Ohio’s infant-mortality rate — already 11th worst in the nation — inched up to 7.9 per 1,000 live births in 2011, according to preliminary data announced today during the state’s first summit to address the problem.
The rate, which had been 7.7 per 1,000 live births the previous year, rose at a time when infant-mortality rates in many states are dropping. It’s the highest since 2005, though it remains significantly below the infant-mortality rates of several decades ago.
But the new data are bleaker for black infants. The death rate was 15.8 per 1,000 live births last year, up from 15.5 the previous year. That puts Ohio on course to have one of the highest— if not the highest — infant-mortality rates among black children, said Dr. Arthur James, an obstetrician and gynecologist at Ohio State University’s Wexner Medical Center.

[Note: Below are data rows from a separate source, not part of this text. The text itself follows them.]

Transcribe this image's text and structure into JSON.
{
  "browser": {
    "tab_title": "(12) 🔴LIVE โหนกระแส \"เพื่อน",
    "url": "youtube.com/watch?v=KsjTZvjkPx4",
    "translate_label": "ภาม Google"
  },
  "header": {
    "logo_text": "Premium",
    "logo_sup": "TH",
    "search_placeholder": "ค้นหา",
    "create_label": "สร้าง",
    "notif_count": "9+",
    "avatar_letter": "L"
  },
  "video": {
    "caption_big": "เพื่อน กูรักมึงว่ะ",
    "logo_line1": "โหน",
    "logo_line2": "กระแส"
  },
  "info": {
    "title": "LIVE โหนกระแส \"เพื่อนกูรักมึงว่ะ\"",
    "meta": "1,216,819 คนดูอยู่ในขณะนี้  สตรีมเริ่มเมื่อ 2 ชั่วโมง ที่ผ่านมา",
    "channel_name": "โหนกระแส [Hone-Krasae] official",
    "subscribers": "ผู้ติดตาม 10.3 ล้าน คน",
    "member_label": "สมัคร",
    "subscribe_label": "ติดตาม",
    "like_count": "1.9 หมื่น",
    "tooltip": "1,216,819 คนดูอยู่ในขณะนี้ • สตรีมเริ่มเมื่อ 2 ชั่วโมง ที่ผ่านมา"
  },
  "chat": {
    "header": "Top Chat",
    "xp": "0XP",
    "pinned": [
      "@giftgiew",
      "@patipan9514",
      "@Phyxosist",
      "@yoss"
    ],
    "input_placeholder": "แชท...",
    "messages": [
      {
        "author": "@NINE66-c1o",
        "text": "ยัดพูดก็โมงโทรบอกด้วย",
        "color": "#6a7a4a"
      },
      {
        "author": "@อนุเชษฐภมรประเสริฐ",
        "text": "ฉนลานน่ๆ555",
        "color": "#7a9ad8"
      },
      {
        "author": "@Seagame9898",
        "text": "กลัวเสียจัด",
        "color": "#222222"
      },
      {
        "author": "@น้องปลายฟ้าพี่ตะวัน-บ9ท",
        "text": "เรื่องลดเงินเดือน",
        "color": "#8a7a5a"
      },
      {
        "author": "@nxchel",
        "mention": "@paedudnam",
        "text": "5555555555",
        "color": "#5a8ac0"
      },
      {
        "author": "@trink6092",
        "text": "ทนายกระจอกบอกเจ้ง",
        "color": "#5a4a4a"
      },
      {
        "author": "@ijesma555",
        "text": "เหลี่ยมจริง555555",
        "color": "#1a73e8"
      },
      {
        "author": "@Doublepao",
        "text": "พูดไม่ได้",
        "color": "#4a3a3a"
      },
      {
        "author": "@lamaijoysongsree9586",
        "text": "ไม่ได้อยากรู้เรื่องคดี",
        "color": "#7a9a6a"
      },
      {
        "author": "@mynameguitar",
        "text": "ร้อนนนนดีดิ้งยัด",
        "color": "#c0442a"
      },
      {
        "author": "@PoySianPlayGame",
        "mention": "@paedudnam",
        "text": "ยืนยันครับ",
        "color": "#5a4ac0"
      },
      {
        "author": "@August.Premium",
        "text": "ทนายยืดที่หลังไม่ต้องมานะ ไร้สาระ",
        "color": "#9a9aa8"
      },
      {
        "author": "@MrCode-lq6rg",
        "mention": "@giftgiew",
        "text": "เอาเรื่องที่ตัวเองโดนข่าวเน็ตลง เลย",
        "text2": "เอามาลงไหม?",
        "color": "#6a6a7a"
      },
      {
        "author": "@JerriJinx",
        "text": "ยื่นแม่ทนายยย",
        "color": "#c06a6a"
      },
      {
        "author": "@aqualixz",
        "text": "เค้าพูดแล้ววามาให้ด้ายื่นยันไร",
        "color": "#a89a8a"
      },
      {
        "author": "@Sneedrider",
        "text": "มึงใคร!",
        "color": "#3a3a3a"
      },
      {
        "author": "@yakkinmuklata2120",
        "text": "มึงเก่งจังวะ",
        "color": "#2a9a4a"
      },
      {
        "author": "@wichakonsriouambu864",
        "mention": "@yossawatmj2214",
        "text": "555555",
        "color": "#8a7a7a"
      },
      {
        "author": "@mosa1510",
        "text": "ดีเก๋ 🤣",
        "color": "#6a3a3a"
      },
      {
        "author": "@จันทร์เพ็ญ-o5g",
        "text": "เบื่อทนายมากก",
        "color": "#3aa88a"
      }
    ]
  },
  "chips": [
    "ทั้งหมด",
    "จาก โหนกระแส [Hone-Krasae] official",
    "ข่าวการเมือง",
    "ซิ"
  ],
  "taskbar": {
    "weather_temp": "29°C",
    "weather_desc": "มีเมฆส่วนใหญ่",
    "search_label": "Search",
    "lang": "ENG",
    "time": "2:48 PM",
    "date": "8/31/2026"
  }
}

“The disparity between us and the rest of the nation is getting worse,” James told about 900 people gathered at the Columbus Convention Center.
James and other speakers said it will be necessary for society in its entirety — not just clinicians — to work to lower the rate in Ohio, which he called the “caboose” in making strides to lower infant-mortality rates.
Infant mortality is a measure of community health that includes the deaths of all babies who don’t reach their first birthday. Ohio had 1,088 infant deaths in 2011, James said.
“Failure is not an option,” he said to applause. “We will not allow our babies to continue to die at this rate.”